People with sarcoidosis may have no symptoms, only vague symptoms of a general nature such as weight loss and fever, or symptoms associated with a specific organ, usually the lungs. More than one organ can be involved. Up to half of people with sarcoidosis have no symptoms when the illness is diagnosed. Thus, the diagnosis can be difficult to make. Signs and symptoms associated with specific organ involvement can include the following:
Inflammation in the lungs can cause shortness of breath, wheezing or cough (often a dry cough). In some people, the symptoms go away; in others there can be permanent scarring and persistent symptoms.
Enlargement of various lymph nodes can occur, especially the lymph nodes in the chest.
Inflammation of the eye can lead to watering, redness, dry eyes, and sensitivity to light. Blurred vision can also occur. In some cases there can be eye involvement with no obvious visual problems; therefore, it is important that an eye doctor perform an eye exam regularly to determine if there is eye involvement.
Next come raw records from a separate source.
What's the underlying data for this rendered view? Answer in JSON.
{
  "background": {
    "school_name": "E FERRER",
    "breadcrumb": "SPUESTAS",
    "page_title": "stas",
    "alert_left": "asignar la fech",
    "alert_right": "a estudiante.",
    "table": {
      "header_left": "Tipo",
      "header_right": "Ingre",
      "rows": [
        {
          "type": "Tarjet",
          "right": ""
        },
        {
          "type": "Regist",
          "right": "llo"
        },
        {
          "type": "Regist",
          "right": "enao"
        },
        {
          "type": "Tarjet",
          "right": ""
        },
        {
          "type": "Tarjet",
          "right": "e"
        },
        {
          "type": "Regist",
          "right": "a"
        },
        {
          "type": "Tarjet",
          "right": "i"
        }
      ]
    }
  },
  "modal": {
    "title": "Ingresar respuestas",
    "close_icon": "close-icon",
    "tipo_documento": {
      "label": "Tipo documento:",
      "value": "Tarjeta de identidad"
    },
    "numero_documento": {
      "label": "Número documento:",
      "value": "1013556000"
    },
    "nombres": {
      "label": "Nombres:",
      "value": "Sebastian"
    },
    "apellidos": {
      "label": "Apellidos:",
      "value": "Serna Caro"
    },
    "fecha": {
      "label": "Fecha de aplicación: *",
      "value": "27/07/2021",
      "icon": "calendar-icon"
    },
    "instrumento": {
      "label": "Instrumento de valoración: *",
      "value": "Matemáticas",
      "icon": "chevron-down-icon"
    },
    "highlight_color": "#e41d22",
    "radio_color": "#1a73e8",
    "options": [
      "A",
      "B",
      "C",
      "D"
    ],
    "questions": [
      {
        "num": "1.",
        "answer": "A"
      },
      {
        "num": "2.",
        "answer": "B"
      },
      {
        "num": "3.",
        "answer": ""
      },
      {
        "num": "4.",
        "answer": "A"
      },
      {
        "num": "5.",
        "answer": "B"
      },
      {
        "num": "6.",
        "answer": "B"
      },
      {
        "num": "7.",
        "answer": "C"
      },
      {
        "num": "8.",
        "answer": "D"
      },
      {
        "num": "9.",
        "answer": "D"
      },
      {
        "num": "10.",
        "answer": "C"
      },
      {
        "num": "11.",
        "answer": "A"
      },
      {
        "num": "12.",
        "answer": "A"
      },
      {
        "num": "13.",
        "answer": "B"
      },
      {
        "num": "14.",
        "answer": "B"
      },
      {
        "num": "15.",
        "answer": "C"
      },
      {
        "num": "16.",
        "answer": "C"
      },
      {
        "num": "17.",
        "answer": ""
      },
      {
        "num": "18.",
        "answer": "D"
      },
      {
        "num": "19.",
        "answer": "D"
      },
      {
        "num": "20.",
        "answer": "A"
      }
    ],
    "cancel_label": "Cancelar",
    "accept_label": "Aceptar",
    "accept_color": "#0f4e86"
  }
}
Skin involvement may appear as raised, pink or purplish areas or as painful nodules under the skin. These deeper nodules are often found on the legs and may be seen with arthritis from sarcoidosis.
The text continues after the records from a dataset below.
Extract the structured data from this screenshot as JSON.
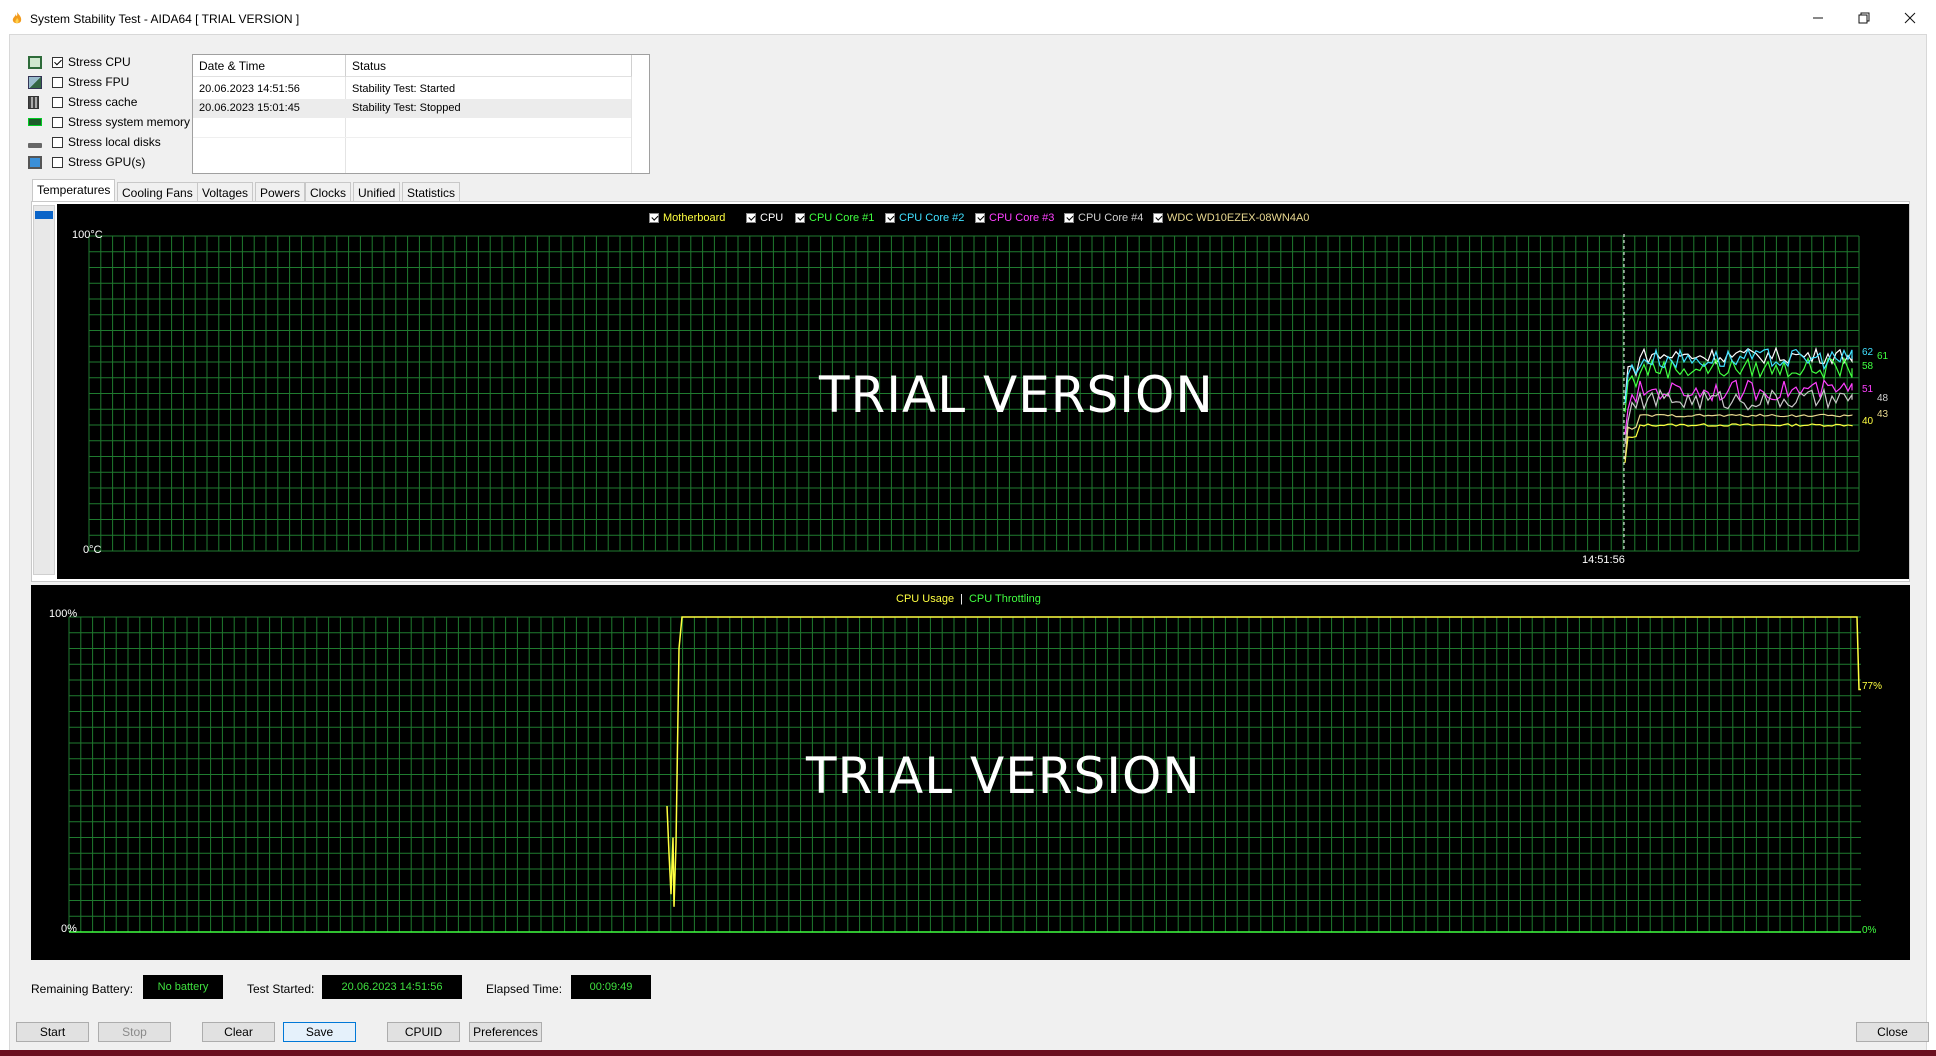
{
  "window": {
    "title": "System Stability Test - AIDA64  [ TRIAL VERSION ]",
    "controls": [
      "minimize",
      "restore",
      "close"
    ]
  },
  "stress_options": [
    {
      "label": "Stress CPU",
      "checked": true,
      "icon": "cpu-chip-icon"
    },
    {
      "label": "Stress FPU",
      "checked": false,
      "icon": "fpu-icon"
    },
    {
      "label": "Stress cache",
      "checked": false,
      "icon": "cache-icon"
    },
    {
      "label": "Stress system memory",
      "checked": false,
      "icon": "memory-icon"
    },
    {
      "label": "Stress local disks",
      "checked": false,
      "icon": "disk-icon"
    },
    {
      "label": "Stress GPU(s)",
      "checked": false,
      "icon": "monitor-icon"
    }
  ],
  "log": {
    "columns": [
      "Date & Time",
      "Status"
    ],
    "rows": [
      {
        "datetime": "20.06.2023 14:51:56",
        "status": "Stability Test: Started"
      },
      {
        "datetime": "20.06.2023 15:01:45",
        "status": "Stability Test: Stopped"
      }
    ]
  },
  "tabs": [
    "Temperatures",
    "Cooling Fans",
    "Voltages",
    "Powers",
    "Clocks",
    "Unified",
    "Statistics"
  ],
  "active_tab": "Temperatures",
  "colors": {
    "grid": "#1f7a2f",
    "motherboard": "#ffff40",
    "cpu": "#ffffff",
    "core1": "#40ff40",
    "core2": "#40e0ff",
    "core3": "#ff40ff",
    "core4": "#c8c8c8",
    "disk": "#e8d890",
    "cpu_usage": "#ffff40",
    "cpu_throttling": "#40ff40"
  },
  "temp_chart": {
    "legend": [
      "Motherboard",
      "CPU",
      "CPU Core #1",
      "CPU Core #2",
      "CPU Core #3",
      "CPU Core #4",
      "WDC WD10EZEX-08WN4A0"
    ],
    "y_max_label": "100°C",
    "y_min_label": "0°C",
    "time_label": "14:51:56",
    "watermark": "TRIAL VERSION",
    "current_values": [
      "62",
      "61",
      "58",
      "51",
      "48",
      "43",
      "40"
    ]
  },
  "usage_chart": {
    "legend_usage": "CPU Usage",
    "legend_separator": "|",
    "legend_throttling": "CPU Throttling",
    "y_max_label": "100%",
    "y_min_label": "0%",
    "watermark": "TRIAL VERSION",
    "usage_value": "77%",
    "throttling_value": "0%"
  },
  "chart_data": [
    {
      "type": "line",
      "title": "",
      "ylim": [
        0,
        100
      ],
      "yunit": "°C",
      "series": [
        {
          "name": "Motherboard",
          "final": 40
        },
        {
          "name": "CPU",
          "final": 62
        },
        {
          "name": "CPU Core #1",
          "final": 58
        },
        {
          "name": "CPU Core #2",
          "final": 61
        },
        {
          "name": "CPU Core #3",
          "final": 51
        },
        {
          "name": "CPU Core #4",
          "final": 48
        },
        {
          "name": "WDC WD10EZEX-08WN4A0",
          "final": 43
        }
      ],
      "x_marker": "14:51:56"
    },
    {
      "type": "line",
      "title": "",
      "ylim": [
        0,
        100
      ],
      "yunit": "%",
      "series": [
        {
          "name": "CPU Usage",
          "final": 77
        },
        {
          "name": "CPU Throttling",
          "final": 0
        }
      ]
    }
  ],
  "status": {
    "battery_label": "Remaining Battery:",
    "battery_value": "No battery",
    "started_label": "Test Started:",
    "started_value": "20.06.2023 14:51:56",
    "elapsed_label": "Elapsed Time:",
    "elapsed_value": "00:09:49"
  },
  "buttons": {
    "start": "Start",
    "stop": "Stop",
    "clear": "Clear",
    "save": "Save",
    "cpuid": "CPUID",
    "preferences": "Preferences",
    "close": "Close"
  }
}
Nodules in the bone can be painful and can cause pain in the hands and feet.
Spleen and Liver
Enlargement of the spleen or liver that a doctor can feel during a physical exam can occur. Abnormal liver tests can also occur.
Heart involvement occurs in a small percentage of people and can be difficult to diagnose. This can include heart rhythm abnormalities and can affect the ability of the heart muscle to pump blood.
Brain and Nervous System
Granulomas can develop in the brain and the nerves and cause many symptoms, including loss of sensation, loss of muscle strength, headaches, and dizziness. Only about one in 100 people with sarcoidosis are affected.
The salivary gland can also be involved with granulomas. People with salivary involvement of their sarcoidosis may have trouble with a dry mouth.